Web page and app entries
------------------------------------------------------------

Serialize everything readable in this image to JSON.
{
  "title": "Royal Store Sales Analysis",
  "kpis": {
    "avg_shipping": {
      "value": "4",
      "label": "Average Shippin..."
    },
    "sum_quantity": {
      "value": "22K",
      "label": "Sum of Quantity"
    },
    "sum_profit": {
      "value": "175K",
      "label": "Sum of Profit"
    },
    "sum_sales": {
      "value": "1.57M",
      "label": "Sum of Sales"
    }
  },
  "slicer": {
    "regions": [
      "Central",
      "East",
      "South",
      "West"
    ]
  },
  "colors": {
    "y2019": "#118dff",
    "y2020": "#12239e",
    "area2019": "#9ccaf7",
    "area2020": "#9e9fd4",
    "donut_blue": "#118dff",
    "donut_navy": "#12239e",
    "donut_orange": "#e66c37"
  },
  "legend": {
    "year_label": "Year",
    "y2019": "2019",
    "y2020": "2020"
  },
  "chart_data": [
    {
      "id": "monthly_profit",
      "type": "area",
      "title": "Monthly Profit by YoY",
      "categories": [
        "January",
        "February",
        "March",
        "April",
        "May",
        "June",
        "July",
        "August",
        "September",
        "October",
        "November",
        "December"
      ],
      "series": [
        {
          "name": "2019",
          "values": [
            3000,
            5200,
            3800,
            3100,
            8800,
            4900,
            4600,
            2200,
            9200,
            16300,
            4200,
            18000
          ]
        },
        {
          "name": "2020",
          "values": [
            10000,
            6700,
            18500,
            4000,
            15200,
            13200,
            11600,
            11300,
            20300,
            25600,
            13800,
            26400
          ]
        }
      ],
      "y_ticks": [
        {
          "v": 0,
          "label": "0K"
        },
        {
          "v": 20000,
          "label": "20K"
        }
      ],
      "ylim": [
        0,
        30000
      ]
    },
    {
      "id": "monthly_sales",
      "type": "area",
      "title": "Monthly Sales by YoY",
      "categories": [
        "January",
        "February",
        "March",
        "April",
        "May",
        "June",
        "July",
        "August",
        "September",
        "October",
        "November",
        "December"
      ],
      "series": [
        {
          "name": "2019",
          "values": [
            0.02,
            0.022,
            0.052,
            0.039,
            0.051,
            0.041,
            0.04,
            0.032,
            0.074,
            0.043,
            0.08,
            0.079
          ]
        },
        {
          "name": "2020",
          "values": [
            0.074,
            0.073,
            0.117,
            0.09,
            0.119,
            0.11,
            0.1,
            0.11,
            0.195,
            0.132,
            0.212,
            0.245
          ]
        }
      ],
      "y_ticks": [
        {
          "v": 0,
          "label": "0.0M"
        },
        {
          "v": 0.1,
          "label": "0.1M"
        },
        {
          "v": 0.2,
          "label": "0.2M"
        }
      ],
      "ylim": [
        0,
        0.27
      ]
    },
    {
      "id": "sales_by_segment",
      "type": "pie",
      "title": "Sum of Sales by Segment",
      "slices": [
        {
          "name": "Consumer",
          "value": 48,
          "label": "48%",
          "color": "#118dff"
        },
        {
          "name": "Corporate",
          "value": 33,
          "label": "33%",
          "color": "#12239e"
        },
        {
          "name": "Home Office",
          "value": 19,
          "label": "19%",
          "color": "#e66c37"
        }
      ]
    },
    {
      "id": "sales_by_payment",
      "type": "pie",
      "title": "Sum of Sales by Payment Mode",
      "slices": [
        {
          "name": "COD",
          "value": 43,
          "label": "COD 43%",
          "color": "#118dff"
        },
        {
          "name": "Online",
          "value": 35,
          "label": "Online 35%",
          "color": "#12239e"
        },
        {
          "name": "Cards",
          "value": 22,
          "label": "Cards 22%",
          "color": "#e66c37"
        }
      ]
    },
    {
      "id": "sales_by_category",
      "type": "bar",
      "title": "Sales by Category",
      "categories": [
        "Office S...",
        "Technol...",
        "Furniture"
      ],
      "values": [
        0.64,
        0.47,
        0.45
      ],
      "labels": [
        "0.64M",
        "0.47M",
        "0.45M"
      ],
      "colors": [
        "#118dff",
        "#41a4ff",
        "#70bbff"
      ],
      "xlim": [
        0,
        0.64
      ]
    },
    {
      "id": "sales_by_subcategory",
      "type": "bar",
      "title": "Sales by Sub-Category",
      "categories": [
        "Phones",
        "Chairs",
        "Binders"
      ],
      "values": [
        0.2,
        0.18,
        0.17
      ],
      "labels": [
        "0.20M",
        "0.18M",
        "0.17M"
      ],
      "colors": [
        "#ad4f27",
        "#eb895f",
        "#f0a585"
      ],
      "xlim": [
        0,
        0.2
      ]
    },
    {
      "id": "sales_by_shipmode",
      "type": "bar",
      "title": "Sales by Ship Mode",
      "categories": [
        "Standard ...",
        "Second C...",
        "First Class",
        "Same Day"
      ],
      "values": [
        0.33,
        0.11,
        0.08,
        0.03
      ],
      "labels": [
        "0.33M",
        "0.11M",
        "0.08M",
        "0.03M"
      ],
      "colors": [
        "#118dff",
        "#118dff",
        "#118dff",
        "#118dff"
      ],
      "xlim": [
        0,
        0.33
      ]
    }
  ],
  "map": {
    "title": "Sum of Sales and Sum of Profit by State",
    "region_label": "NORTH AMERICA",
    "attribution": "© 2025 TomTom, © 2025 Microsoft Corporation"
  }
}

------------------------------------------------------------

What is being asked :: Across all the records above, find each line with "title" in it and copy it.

Completed task ::
  "title": "Royal Store Sales Analysis",
      "title": "Monthly Profit by YoY",
      "title": "Monthly Sales by YoY",
      "title": "Sum of Sales by Segment",
      "title": "Sum of Sales by Payment Mode",
      "title": "Sales by Category",
      "title": "Sales by Sub-Category",
      "title": "Sales by Ship Mode",
    "title": "Sum of Sales and Sum of Profit by State",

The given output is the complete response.